_Your task:_ Sift through the material below and return the lines with "Define".

_Provided records:_
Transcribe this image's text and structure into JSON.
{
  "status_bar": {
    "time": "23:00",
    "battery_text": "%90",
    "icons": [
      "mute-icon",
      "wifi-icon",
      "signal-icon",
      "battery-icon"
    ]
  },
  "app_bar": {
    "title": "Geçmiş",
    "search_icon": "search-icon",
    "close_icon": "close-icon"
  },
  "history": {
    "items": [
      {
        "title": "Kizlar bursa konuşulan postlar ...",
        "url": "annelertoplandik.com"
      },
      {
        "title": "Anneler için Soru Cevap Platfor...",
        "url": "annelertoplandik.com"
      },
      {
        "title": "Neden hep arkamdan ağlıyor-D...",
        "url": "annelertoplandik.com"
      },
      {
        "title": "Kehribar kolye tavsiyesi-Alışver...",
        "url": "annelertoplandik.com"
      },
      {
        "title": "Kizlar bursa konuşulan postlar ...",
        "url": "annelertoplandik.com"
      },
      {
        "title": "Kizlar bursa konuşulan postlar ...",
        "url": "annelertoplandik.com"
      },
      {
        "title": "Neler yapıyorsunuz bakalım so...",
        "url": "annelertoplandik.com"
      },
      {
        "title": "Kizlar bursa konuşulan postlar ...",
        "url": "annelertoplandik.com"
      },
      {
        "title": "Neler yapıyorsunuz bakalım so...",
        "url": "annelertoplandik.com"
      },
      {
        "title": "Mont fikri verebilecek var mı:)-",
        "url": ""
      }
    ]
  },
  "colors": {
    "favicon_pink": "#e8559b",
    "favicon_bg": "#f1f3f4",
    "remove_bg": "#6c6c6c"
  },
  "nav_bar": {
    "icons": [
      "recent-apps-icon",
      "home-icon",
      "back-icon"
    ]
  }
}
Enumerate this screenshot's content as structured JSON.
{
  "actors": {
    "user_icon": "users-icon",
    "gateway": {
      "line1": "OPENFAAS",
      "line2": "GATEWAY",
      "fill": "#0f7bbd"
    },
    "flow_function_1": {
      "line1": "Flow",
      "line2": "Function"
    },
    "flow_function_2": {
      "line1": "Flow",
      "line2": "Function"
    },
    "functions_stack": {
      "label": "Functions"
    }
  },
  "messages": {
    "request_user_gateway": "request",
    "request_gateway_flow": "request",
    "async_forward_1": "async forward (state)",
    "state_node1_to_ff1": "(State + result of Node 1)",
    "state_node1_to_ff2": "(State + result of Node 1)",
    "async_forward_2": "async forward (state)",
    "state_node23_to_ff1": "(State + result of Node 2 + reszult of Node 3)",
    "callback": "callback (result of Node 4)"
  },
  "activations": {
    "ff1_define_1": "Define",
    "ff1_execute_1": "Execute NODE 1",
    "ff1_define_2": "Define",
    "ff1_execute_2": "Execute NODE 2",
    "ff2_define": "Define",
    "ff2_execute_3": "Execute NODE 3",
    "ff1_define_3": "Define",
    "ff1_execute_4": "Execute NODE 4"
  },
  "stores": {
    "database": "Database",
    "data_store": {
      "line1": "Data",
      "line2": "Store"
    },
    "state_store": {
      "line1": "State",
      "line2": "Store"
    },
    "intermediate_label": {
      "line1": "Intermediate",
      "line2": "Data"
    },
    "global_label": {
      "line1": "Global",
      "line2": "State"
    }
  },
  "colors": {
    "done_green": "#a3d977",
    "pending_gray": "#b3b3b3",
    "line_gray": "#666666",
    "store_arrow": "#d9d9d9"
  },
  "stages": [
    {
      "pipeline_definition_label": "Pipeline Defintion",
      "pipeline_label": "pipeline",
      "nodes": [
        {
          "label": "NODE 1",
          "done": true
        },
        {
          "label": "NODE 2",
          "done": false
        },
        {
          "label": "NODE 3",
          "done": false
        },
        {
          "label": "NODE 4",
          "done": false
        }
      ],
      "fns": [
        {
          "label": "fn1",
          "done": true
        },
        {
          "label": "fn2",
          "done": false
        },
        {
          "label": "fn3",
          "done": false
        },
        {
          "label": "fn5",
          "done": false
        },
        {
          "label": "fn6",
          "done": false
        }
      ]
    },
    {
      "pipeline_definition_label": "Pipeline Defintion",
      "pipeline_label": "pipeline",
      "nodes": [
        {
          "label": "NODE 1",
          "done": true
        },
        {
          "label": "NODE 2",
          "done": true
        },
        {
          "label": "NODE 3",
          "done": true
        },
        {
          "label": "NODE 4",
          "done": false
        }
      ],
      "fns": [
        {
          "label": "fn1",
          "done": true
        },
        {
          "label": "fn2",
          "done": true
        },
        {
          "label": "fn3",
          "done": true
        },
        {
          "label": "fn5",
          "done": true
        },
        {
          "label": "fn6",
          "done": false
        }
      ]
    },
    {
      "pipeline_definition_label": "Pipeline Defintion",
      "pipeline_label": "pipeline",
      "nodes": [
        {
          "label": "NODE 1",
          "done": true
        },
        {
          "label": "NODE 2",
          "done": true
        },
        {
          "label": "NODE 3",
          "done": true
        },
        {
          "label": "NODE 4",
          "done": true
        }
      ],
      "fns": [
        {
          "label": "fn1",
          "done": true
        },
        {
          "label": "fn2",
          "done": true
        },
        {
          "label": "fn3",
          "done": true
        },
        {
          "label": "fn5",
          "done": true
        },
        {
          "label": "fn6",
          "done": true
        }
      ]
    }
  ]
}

_Answer to this task:_
    "ff1_define_1": "Define",
    "ff1_define_2": "Define",
    "ff2_define": "Define",
    "ff1_define_3": "Define",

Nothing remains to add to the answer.